The History of Arabian Pearls
The pearl beds in the Persian gulf are among the oldest and most prolific ever known. Individual pearls have been found that date back to at least 7,000 years ago. Pearls were traded extensively in Roman times and the Arab writer, Al Idrisi states that in 1154, Julfar, in Ra’s Al- Khaimah, was already a major pearling centre. By the beginning of the 20th century it was estimated that over 1200 pearling boats operated out of the Trucialj States.
There was huge demand for Arabian pearls in the late 1800s and the Arabian pearl market was worth a staggering £10 million at the beginning of the 1900s. However, the new cultured pearl market and the discovery of oil destroyed pearling the the Arabian gulf and from the 1950s it was all but destroyed. These pearls are sold as Basra pearls now, mostly from the pinctada radiata from Bahrain. Persian Gulf pearls range in colour from white to dark cream and tend to have a yellowish tint.
Oldest Pearl in the World
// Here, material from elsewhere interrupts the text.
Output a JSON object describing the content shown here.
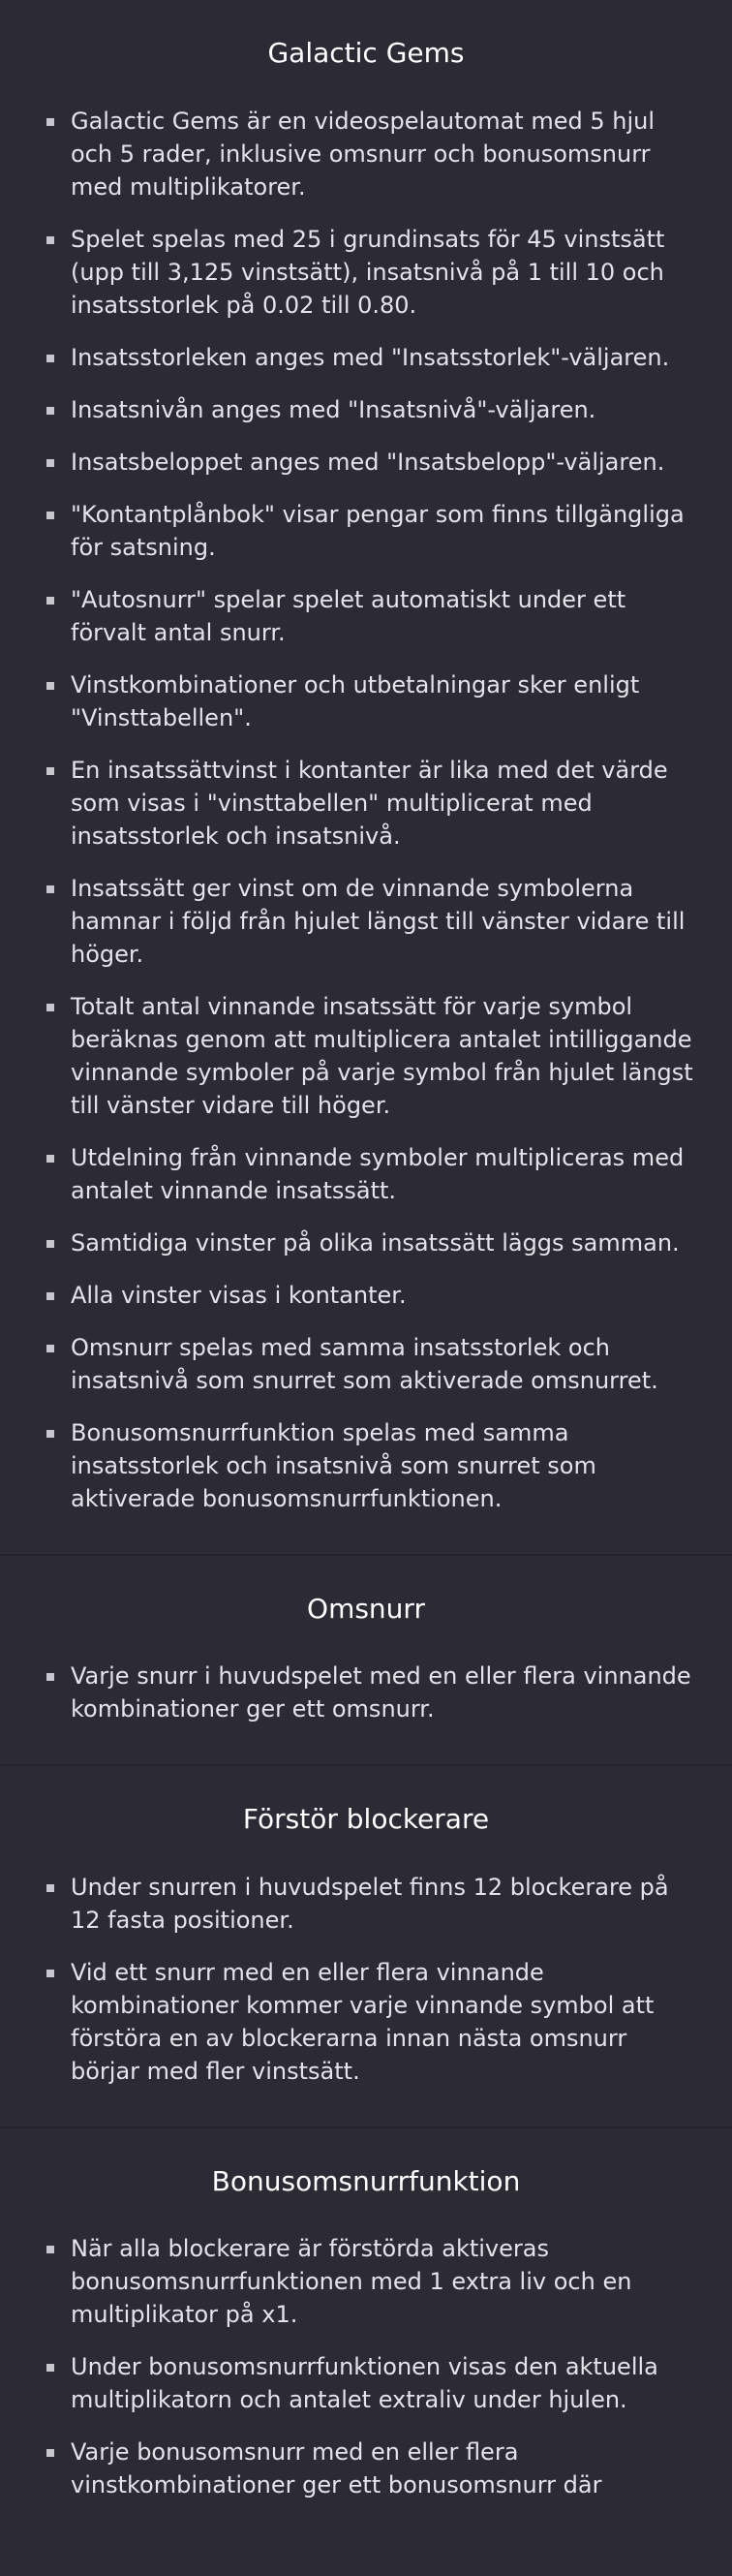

The oldest natural pearl in the world was unearthed by French researchers at a Neolithic site in Arabia in 2012. Discovered in the United Arab Emirates the pearl was beloved to have originated from between 5547 to 5235 BC. The pearl measures 0.07 inches in diameter.
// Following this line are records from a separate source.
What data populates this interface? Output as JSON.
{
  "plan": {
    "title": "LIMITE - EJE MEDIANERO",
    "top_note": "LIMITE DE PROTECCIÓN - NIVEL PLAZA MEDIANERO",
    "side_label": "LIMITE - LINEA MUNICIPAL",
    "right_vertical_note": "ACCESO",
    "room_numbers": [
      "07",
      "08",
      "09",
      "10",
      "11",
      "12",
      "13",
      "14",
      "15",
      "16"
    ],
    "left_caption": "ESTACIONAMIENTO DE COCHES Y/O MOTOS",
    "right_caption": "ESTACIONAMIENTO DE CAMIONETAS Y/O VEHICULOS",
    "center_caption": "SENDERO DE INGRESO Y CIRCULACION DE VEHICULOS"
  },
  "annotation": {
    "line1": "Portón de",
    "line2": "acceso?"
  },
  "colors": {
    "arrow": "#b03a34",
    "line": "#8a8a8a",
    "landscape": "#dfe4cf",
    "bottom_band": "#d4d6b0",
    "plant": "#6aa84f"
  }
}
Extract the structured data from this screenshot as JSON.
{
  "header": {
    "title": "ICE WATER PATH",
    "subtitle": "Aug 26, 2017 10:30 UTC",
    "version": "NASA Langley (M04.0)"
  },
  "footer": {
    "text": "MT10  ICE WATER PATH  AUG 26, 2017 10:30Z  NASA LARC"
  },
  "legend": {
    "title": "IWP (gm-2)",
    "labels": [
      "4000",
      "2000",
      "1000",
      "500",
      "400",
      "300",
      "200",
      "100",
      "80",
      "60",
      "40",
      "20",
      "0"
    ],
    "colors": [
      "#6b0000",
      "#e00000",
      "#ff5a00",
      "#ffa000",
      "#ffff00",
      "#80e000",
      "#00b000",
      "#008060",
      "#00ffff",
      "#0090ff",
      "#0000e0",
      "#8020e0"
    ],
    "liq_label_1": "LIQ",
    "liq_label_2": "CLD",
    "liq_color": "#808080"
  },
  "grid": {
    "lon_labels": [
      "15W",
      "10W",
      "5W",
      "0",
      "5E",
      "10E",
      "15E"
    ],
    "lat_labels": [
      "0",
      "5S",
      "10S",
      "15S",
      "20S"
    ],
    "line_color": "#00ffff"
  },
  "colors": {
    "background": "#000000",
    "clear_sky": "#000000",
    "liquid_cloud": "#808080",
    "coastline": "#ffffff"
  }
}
The Revival of Arabian Pearls
Now Arabian Pearl Holdings, a new brand based in Dubai, is trying to revive the mystique of the Arabian Pearl. At its farm in Ras Al-Khaimah, an Emirate about 80 miles north of Dubai, the company cultures pearls with silvery and champagne hues inside the Pinctada Radiata oyster. The company has partnered with several leading designers and will include a tassel style design from Stephen Webster made with 18 carat white gold, black and white diamonds, emeralds and Tahitian and Arabian pearls.
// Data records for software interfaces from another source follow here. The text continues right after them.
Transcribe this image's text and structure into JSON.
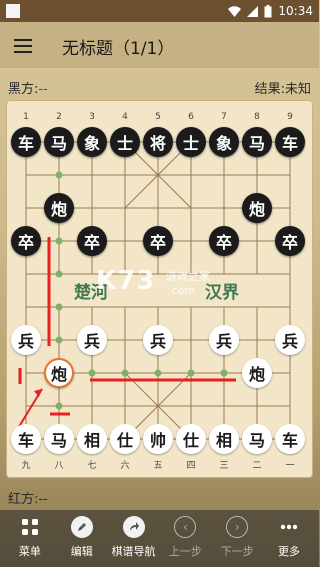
{
  "status": {
    "time": "10:34"
  },
  "appbar": {
    "title": "无标题（1/1）"
  },
  "black_side": {
    "label": "黑方:",
    "name": "--",
    "result_label": "结果:",
    "result": "未知"
  },
  "red_side": {
    "label": "红方:",
    "name": "--"
  },
  "board": {
    "top_numbers": [
      "1",
      "2",
      "3",
      "4",
      "5",
      "6",
      "7",
      "8",
      "9"
    ],
    "bottom_numbers": [
      "九",
      "八",
      "七",
      "六",
      "五",
      "四",
      "三",
      "二",
      "一"
    ],
    "river_left": "楚河",
    "river_right": "汉界",
    "watermark": "K73",
    "watermark_sub": "游戏之家",
    "watermark_domain": ".com",
    "pieces": [
      {
        "t": "车",
        "side": "black",
        "c": 0,
        "r": 0
      },
      {
        "t": "马",
        "side": "black",
        "c": 1,
        "r": 0
      },
      {
        "t": "象",
        "side": "black",
        "c": 2,
        "r": 0
      },
      {
        "t": "士",
        "side": "black",
        "c": 3,
        "r": 0
      },
      {
        "t": "将",
        "side": "black",
        "c": 4,
        "r": 0
      },
      {
        "t": "士",
        "side": "black",
        "c": 5,
        "r": 0
      },
      {
        "t": "象",
        "side": "black",
        "c": 6,
        "r": 0
      },
      {
        "t": "马",
        "side": "black",
        "c": 7,
        "r": 0
      },
      {
        "t": "车",
        "side": "black",
        "c": 8,
        "r": 0
      },
      {
        "t": "炮",
        "side": "black",
        "c": 1,
        "r": 2
      },
      {
        "t": "炮",
        "side": "black",
        "c": 7,
        "r": 2
      },
      {
        "t": "卒",
        "side": "black",
        "c": 0,
        "r": 3
      },
      {
        "t": "卒",
        "side": "black",
        "c": 2,
        "r": 3
      },
      {
        "t": "卒",
        "side": "black",
        "c": 4,
        "r": 3
      },
      {
        "t": "卒",
        "side": "black",
        "c": 6,
        "r": 3
      },
      {
        "t": "卒",
        "side": "black",
        "c": 8,
        "r": 3
      },
      {
        "t": "兵",
        "side": "red",
        "c": 0,
        "r": 6
      },
      {
        "t": "兵",
        "side": "red",
        "c": 2,
        "r": 6
      },
      {
        "t": "兵",
        "side": "red",
        "c": 4,
        "r": 6
      },
      {
        "t": "兵",
        "side": "red",
        "c": 6,
        "r": 6
      },
      {
        "t": "兵",
        "side": "red",
        "c": 8,
        "r": 6
      },
      {
        "t": "炮",
        "side": "red",
        "c": 1,
        "r": 7,
        "selected": true
      },
      {
        "t": "炮",
        "side": "red",
        "c": 7,
        "r": 7
      },
      {
        "t": "车",
        "side": "red",
        "c": 0,
        "r": 9
      },
      {
        "t": "马",
        "side": "red",
        "c": 1,
        "r": 9
      },
      {
        "t": "相",
        "side": "red",
        "c": 2,
        "r": 9
      },
      {
        "t": "仕",
        "side": "red",
        "c": 3,
        "r": 9
      },
      {
        "t": "帅",
        "side": "red",
        "c": 4,
        "r": 9
      },
      {
        "t": "仕",
        "side": "red",
        "c": 5,
        "r": 9
      },
      {
        "t": "相",
        "side": "red",
        "c": 6,
        "r": 9
      },
      {
        "t": "马",
        "side": "red",
        "c": 7,
        "r": 9
      },
      {
        "t": "车",
        "side": "red",
        "c": 8,
        "r": 9
      }
    ],
    "hint_dots": [
      [
        1,
        1
      ],
      [
        1,
        3
      ],
      [
        1,
        4
      ],
      [
        1,
        5
      ],
      [
        1,
        6
      ],
      [
        1,
        8
      ],
      [
        2,
        7
      ],
      [
        3,
        7
      ],
      [
        4,
        7
      ],
      [
        5,
        7
      ],
      [
        6,
        7
      ]
    ]
  },
  "toolbar": {
    "items": [
      {
        "label": "菜单",
        "icon": "grid-icon",
        "enabled": true
      },
      {
        "label": "编辑",
        "icon": "edit-icon",
        "enabled": true
      },
      {
        "label": "棋谱导航",
        "icon": "share-icon",
        "enabled": true
      },
      {
        "label": "上一步",
        "icon": "prev-icon",
        "enabled": false
      },
      {
        "label": "下一步",
        "icon": "next-icon",
        "enabled": false
      },
      {
        "label": "更多",
        "icon": "more-icon",
        "enabled": true
      }
    ]
  },
  "colors": {
    "accent": "#e8742a",
    "annotation": "#e82020",
    "hint": "#7fb069"
  }
}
Award winning designer, Ornella Iannuzzi has also worked with the Arabian Pearl Company in Dubai and won two gold awards with her “Uprising Pearl” ring design.